[[ EXERCISE DATA, beginning ]]

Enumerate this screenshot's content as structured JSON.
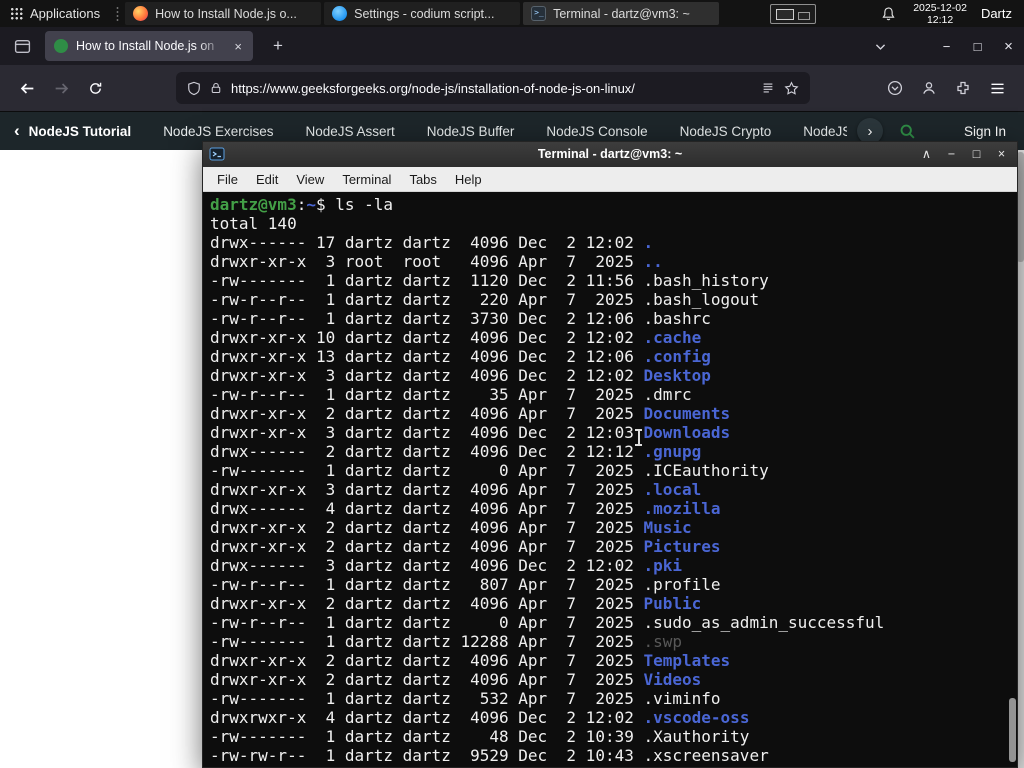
{
  "panel": {
    "applications_label": "Applications",
    "tasks": [
      {
        "title": "How to Install Node.js o..."
      },
      {
        "title": "Settings - codium script..."
      },
      {
        "title": "Terminal - dartz@vm3: ~"
      }
    ],
    "date": "2025-12-02",
    "time": "12:12",
    "user": "Dartz"
  },
  "browser": {
    "tab_title": "How to Install Node.js on",
    "url": "https://www.geeksforgeeks.org/node-js/installation-of-node-js-on-linux/"
  },
  "site_nav": {
    "primary": "NodeJS Tutorial",
    "items": [
      "NodeJS Exercises",
      "NodeJS Assert",
      "NodeJS Buffer",
      "NodeJS Console",
      "NodeJS Crypto",
      "NodeJS DNS",
      "Node"
    ],
    "sign_in": "Sign In"
  },
  "terminal": {
    "title": "Terminal - dartz@vm3: ~",
    "menu": [
      "File",
      "Edit",
      "View",
      "Terminal",
      "Tabs",
      "Help"
    ],
    "lines": [
      [
        [
          "g",
          "dartz@vm3"
        ],
        [
          "w",
          ":"
        ],
        [
          "b",
          "~"
        ],
        [
          "w",
          "$ ls -la"
        ]
      ],
      [
        [
          "w",
          "total 140"
        ]
      ],
      [
        [
          "w",
          "drwx------ 17 dartz dartz  4096 Dec  2 12:02 "
        ],
        [
          "b",
          "."
        ]
      ],
      [
        [
          "w",
          "drwxr-xr-x  3 root  root   4096 Apr  7  2025 "
        ],
        [
          "b",
          ".."
        ]
      ],
      [
        [
          "w",
          "-rw-------  1 dartz dartz  1120 Dec  2 11:56 .bash_history"
        ]
      ],
      [
        [
          "w",
          "-rw-r--r--  1 dartz dartz   220 Apr  7  2025 .bash_logout"
        ]
      ],
      [
        [
          "w",
          "-rw-r--r--  1 dartz dartz  3730 Dec  2 12:06 .bashrc"
        ]
      ],
      [
        [
          "w",
          "drwxr-xr-x 10 dartz dartz  4096 Dec  2 12:02 "
        ],
        [
          "b",
          ".cache"
        ]
      ],
      [
        [
          "w",
          "drwxr-xr-x 13 dartz dartz  4096 Dec  2 12:06 "
        ],
        [
          "b",
          ".config"
        ]
      ],
      [
        [
          "w",
          "drwxr-xr-x  3 dartz dartz  4096 Dec  2 12:02 "
        ],
        [
          "b",
          "Desktop"
        ]
      ],
      [
        [
          "w",
          "-rw-r--r--  1 dartz dartz    35 Apr  7  2025 .dmrc"
        ]
      ],
      [
        [
          "w",
          "drwxr-xr-x  2 dartz dartz  4096 Apr  7  2025 "
        ],
        [
          "b",
          "Documents"
        ]
      ],
      [
        [
          "w",
          "drwxr-xr-x  3 dartz dartz  4096 Dec  2 12:03 "
        ],
        [
          "b",
          "Downloads"
        ]
      ],
      [
        [
          "w",
          "drwx------  2 dartz dartz  4096 Dec  2 12:12 "
        ],
        [
          "b",
          ".gnupg"
        ]
      ],
      [
        [
          "w",
          "-rw-------  1 dartz dartz     0 Apr  7  2025 .ICEauthority"
        ]
      ],
      [
        [
          "w",
          "drwxr-xr-x  3 dartz dartz  4096 Apr  7  2025 "
        ],
        [
          "b",
          ".local"
        ]
      ],
      [
        [
          "w",
          "drwx------  4 dartz dartz  4096 Apr  7  2025 "
        ],
        [
          "b",
          ".mozilla"
        ]
      ],
      [
        [
          "w",
          "drwxr-xr-x  2 dartz dartz  4096 Apr  7  2025 "
        ],
        [
          "b",
          "Music"
        ]
      ],
      [
        [
          "w",
          "drwxr-xr-x  2 dartz dartz  4096 Apr  7  2025 "
        ],
        [
          "b",
          "Pictures"
        ]
      ],
      [
        [
          "w",
          "drwx------  3 dartz dartz  4096 Dec  2 12:02 "
        ],
        [
          "b",
          ".pki"
        ]
      ],
      [
        [
          "w",
          "-rw-r--r--  1 dartz dartz   807 Apr  7  2025 .profile"
        ]
      ],
      [
        [
          "w",
          "drwxr-xr-x  2 dartz dartz  4096 Apr  7  2025 "
        ],
        [
          "b",
          "Public"
        ]
      ],
      [
        [
          "w",
          "-rw-r--r--  1 dartz dartz     0 Apr  7  2025 .sudo_as_admin_successful"
        ]
      ],
      [
        [
          "w",
          "-rw-------  1 dartz dartz 12288 Apr  7  2025 "
        ],
        [
          "dim",
          ".swp"
        ]
      ],
      [
        [
          "w",
          "drwxr-xr-x  2 dartz dartz  4096 Apr  7  2025 "
        ],
        [
          "b",
          "Templates"
        ]
      ],
      [
        [
          "w",
          "drwxr-xr-x  2 dartz dartz  4096 Apr  7  2025 "
        ],
        [
          "b",
          "Videos"
        ]
      ],
      [
        [
          "w",
          "-rw-------  1 dartz dartz   532 Apr  7  2025 .viminfo"
        ]
      ],
      [
        [
          "w",
          "drwxrwxr-x  4 dartz dartz  4096 Dec  2 12:02 "
        ],
        [
          "b",
          ".vscode-oss"
        ]
      ],
      [
        [
          "w",
          "-rw-------  1 dartz dartz    48 Dec  2 10:39 .Xauthority"
        ]
      ],
      [
        [
          "w",
          "-rw-rw-r--  1 dartz dartz  9529 Dec  2 10:43 .xscreensaver"
        ]
      ]
    ]
  },
  "glyphs": {
    "plus": "+",
    "close": "×",
    "minimize": "−",
    "maximize": "□",
    "shade": "∧",
    "chevron_left": "‹",
    "chevron_right": "›",
    "tab_close": "×"
  },
  "colors": {
    "gfg_green": "#2f8d46",
    "terminal_dir_blue": "#4a66d4",
    "terminal_prompt_green": "#43a047",
    "terminal_background": "#0d0d0d",
    "panel_background": "#131313"
  }
}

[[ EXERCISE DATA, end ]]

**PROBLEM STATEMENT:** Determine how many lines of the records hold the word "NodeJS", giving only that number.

**EXERCISE ANSWER:** 7